On a Friday night, I was curled up in my bed UGLY crying. I wish I could say this was a rare event, but it has happened more times than I would like since I was married. Blended family dynamics have not been a seamless adjustment, and, in fact, have been downright brutal.
I finally caught my breath and said in a mumbled voice through sobs, “I am not cut out for this.”
My husband, with more humor in his tone than I desired, said “You know, you’re really not. And that is really okay.”
Many sweet and gracious people have told me how much they admire my ability to be a step mama. A dear friend even said to me that it completely made sense to her that I married someone with a child; that my personality was a good fit for it. Let me go ahead and dispel any misconceptions: in so many ways, my personality is a terrible fit for the particular situation that I have found myself.
I am terribly impatient. I mean, ridiculously impatient. I can barely write this article and edit it. I read through it once because I am so impatient. I eat my dinner as I make it. When I am scooping ice cream, only 30% of it makes it into the bowl. Anyone who is a parent knows that this quality does not translate to having children. Also, the child has hair that takes TWO HOURS to brush. I cannot.
I worship control. In my little family, there was a court order written long before I joined, and there is not a single thing that I can do about it. Nothing. Nyra lives in another home too, which is the epitome of loss of control. I have little say in matters that affect me significantly. For someone who loves control, everything about our situation can feel painfully difficult.

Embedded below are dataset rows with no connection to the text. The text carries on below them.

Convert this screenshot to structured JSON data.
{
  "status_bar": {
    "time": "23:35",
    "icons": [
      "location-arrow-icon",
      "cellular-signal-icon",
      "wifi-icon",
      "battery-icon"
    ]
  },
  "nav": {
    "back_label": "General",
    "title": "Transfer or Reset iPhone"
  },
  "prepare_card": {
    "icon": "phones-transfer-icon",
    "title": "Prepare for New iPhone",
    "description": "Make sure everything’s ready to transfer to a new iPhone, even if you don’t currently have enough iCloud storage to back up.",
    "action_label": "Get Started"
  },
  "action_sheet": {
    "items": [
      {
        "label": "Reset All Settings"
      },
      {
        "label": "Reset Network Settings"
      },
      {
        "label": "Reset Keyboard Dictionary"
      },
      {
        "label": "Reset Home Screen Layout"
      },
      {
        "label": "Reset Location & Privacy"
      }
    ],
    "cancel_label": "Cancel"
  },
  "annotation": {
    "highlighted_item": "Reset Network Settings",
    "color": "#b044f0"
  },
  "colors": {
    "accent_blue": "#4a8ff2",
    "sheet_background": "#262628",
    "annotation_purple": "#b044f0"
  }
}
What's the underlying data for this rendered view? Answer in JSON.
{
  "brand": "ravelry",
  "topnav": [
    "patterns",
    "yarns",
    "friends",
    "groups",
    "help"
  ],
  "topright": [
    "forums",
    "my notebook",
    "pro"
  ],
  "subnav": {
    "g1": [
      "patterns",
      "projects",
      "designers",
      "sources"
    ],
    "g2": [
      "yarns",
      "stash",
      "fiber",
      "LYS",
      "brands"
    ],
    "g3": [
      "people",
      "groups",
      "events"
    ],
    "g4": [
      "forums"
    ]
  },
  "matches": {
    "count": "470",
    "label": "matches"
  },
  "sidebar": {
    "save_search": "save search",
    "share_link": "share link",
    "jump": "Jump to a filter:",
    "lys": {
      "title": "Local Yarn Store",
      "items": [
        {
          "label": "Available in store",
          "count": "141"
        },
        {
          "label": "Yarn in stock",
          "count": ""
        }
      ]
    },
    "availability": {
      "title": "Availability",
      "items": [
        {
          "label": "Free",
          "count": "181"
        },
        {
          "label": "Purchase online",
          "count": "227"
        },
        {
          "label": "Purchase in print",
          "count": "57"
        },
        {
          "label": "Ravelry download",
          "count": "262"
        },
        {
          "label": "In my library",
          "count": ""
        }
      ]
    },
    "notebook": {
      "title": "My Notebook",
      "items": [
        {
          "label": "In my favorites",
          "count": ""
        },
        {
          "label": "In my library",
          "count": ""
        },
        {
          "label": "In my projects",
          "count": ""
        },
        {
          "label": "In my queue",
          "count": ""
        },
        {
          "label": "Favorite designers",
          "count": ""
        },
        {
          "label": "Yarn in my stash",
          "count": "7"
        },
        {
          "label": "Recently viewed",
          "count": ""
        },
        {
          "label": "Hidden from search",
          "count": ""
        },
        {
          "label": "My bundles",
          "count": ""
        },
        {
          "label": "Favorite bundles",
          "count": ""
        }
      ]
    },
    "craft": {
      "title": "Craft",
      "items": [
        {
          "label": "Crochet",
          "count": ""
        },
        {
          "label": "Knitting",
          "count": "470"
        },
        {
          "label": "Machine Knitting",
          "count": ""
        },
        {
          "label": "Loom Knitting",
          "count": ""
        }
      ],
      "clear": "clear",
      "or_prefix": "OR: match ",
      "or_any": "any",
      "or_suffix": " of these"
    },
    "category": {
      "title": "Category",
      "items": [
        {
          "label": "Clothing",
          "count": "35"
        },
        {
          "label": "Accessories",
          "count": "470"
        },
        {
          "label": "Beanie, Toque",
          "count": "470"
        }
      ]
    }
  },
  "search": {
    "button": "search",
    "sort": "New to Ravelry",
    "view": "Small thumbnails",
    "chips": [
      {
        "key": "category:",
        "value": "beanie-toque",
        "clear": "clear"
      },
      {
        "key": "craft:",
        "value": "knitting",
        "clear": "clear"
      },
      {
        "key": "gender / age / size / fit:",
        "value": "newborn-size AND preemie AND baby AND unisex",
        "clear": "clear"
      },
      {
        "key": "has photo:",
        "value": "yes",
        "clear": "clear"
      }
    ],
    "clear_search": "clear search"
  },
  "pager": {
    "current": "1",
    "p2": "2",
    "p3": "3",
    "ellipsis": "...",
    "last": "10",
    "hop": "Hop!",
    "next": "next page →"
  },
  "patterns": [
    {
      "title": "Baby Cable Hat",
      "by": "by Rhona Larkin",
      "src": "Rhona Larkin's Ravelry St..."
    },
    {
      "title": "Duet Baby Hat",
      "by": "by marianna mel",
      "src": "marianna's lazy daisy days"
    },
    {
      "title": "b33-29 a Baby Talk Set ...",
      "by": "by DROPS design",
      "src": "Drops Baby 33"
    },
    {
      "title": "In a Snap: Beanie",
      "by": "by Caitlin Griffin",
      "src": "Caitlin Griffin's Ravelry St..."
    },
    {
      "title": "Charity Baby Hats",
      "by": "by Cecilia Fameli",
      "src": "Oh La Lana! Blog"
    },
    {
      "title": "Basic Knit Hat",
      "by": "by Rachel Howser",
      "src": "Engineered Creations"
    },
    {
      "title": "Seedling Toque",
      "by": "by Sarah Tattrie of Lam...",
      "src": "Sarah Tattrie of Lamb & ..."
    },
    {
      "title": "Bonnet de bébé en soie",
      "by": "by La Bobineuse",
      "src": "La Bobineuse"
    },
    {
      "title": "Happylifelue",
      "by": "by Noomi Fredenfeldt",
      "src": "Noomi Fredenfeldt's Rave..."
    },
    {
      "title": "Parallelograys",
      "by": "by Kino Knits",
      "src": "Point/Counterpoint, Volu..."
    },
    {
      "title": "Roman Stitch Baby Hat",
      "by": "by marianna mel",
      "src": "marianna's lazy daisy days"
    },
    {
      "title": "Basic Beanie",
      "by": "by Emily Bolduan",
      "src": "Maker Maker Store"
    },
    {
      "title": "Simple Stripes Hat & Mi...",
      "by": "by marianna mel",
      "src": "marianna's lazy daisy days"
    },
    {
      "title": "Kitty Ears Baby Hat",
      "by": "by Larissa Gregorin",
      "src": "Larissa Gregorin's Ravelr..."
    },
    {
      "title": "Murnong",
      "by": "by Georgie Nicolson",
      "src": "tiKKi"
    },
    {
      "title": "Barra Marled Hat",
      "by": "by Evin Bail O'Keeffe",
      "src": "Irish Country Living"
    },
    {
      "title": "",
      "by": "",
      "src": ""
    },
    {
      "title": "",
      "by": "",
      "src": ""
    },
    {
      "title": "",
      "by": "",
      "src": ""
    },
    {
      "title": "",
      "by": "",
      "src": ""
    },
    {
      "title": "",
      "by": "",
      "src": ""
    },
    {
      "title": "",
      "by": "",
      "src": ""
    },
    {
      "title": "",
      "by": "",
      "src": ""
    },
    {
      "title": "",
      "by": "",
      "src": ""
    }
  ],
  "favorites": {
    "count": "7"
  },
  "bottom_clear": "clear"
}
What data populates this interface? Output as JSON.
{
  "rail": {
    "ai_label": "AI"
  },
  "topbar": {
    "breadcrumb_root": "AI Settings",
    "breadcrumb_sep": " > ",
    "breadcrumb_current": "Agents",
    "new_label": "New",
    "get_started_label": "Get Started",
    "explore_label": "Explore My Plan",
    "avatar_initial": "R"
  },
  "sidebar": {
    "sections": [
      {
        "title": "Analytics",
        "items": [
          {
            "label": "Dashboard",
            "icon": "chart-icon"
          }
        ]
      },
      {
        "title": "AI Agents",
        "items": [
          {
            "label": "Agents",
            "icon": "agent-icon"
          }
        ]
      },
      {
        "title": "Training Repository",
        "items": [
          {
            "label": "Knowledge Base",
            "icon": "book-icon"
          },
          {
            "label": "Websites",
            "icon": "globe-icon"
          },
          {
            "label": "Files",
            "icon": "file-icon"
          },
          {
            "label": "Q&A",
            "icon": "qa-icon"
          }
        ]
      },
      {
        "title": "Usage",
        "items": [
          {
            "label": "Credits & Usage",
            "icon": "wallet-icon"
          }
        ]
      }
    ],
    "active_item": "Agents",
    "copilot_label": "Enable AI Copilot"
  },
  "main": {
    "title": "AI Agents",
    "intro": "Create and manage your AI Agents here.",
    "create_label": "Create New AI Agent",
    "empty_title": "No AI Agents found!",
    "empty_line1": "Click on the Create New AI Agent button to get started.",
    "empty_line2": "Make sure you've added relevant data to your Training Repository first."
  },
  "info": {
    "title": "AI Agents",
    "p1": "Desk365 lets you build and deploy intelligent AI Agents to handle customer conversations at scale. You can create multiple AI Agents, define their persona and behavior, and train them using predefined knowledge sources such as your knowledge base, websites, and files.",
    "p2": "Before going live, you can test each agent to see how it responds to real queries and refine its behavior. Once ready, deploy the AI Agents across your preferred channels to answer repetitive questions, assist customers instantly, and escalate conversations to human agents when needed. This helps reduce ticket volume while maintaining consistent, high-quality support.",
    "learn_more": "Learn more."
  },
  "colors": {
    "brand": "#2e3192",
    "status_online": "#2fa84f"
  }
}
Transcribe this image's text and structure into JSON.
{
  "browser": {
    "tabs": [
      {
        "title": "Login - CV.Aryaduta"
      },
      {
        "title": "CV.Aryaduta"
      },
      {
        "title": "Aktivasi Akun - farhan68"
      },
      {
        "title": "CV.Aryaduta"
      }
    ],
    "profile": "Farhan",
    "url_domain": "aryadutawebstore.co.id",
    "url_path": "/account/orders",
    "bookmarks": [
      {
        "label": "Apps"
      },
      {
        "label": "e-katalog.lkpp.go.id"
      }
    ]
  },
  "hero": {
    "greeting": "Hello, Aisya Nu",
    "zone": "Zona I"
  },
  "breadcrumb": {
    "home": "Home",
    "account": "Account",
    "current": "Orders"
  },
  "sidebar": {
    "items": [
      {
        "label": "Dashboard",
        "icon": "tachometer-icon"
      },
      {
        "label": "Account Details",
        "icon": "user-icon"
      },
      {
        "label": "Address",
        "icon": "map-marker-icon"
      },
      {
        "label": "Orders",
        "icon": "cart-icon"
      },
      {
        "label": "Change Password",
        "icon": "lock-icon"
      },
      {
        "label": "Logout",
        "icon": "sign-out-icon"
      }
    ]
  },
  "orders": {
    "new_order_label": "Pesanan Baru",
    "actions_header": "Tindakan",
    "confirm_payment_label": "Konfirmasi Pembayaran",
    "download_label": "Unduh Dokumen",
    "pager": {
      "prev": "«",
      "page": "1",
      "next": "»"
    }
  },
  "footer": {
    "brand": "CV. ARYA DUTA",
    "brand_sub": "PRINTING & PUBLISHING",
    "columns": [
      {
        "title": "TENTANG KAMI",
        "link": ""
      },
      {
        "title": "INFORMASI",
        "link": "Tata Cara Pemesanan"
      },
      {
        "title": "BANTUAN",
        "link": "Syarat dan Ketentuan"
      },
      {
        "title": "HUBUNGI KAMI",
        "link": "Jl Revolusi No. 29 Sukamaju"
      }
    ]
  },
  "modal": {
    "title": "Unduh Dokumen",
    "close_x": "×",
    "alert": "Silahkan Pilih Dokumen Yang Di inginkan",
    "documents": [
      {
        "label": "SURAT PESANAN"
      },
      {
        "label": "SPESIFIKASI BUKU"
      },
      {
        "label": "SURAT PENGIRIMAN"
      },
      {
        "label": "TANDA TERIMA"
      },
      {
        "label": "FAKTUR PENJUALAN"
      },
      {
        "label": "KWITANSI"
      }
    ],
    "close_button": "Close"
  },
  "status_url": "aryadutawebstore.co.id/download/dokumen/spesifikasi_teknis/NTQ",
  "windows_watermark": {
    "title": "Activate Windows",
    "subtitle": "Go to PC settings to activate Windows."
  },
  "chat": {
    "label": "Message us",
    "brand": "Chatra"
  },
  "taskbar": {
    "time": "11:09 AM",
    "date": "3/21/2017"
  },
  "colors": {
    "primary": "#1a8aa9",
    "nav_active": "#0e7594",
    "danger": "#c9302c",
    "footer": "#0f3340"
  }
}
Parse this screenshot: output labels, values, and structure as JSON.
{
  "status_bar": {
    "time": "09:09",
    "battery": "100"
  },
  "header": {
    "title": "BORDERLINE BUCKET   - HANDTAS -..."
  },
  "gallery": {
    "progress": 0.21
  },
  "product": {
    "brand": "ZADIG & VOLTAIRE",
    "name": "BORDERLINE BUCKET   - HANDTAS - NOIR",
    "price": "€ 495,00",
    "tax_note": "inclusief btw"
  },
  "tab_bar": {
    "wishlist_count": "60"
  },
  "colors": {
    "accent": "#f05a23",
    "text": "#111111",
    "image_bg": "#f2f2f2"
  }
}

My sweet stepdaughter is, across the board, a kind and compliant child. She is a great kid. However, she is a little human and, of course, imperfect. Her particular character flaws clash with mine, so strongly it sometimes blows my mind. It’s like if I could make a list of the things that a child could do to drive me crazy, those are her struggles. I didn’t realize it was possible to want to “get back” at a five-year-old, but sometimes I REALLY, REALLY do. Recently, she was doing something she knew she wasn’t supposed to, and I responded, “GO AHEAD. Do it one more time. I DARE YOU.” Clearly, I’m killing it in the empathy category.
And, for the cherry on top, I struggle with anxiety and a touch of OCD. Mostly obsessive thinking. You know what’s fun? Obsessing about all the potential disaster that could happen in ten years. And then I try to reel my poor husband into the anxiousness so we can control the possible, yet nonexistent, occurrence. As the sane person, he refuses to engage in my effort to fix the imaginary future problem. Sometimes it feels like I am in one of those nightmares where I am screaming but no one can hear me.
I started to dig into the deep inadequacy I was feeling, and I remembered Moses. In Exodus, Moses said to God, “Who am I that I should go to Pharaoh and bring the Israelites out of Egypt? I have never been eloquent, neither in the past nor since you have spoken to your servant. I am slow of speech and tongue.”
Moses is voicing what I tell God regularly. I AM NOT CUT OUT FOR THIS. Why on Earth would you think that I am the person for the job?
The Lord said to him, “Who gave human beings their mouths? Who makes them deaf or mute? Who gives them sight or makes them blind? Is it not I, the Lord? Now go; I will help you speak and will teach you what to say.” But Moses said, “Pardon your servant, Lord. Please send someone else.”
Once again, I identify. Please send someone else. Someone more patient, gracious, and who doesn’t have a short temper. Someone who wholly believes that God is holding it all together.
When it is evident that we are weak and unable, that is where God gets to be God. My need for Him is never greater when I realize that I can’t do this. I can’t. He has to, and there is no other option–no plan B.
Moses did not split the red sea, God did. Moses did not deliver the Israelites, God did. He repeated to Moses time and time again what He repeated to us in the form of His Son, “I am God and I am with you.”
I am no different. Here I am, trying to believe that God desires to use me and transform me. Promising that He is standing next to me, has gone before me, and is behind me. Trusting (very poorly most days) that the pain proceeds joy. And saying, “Here I am. I have no clue what I’m doing. I really hope You do.”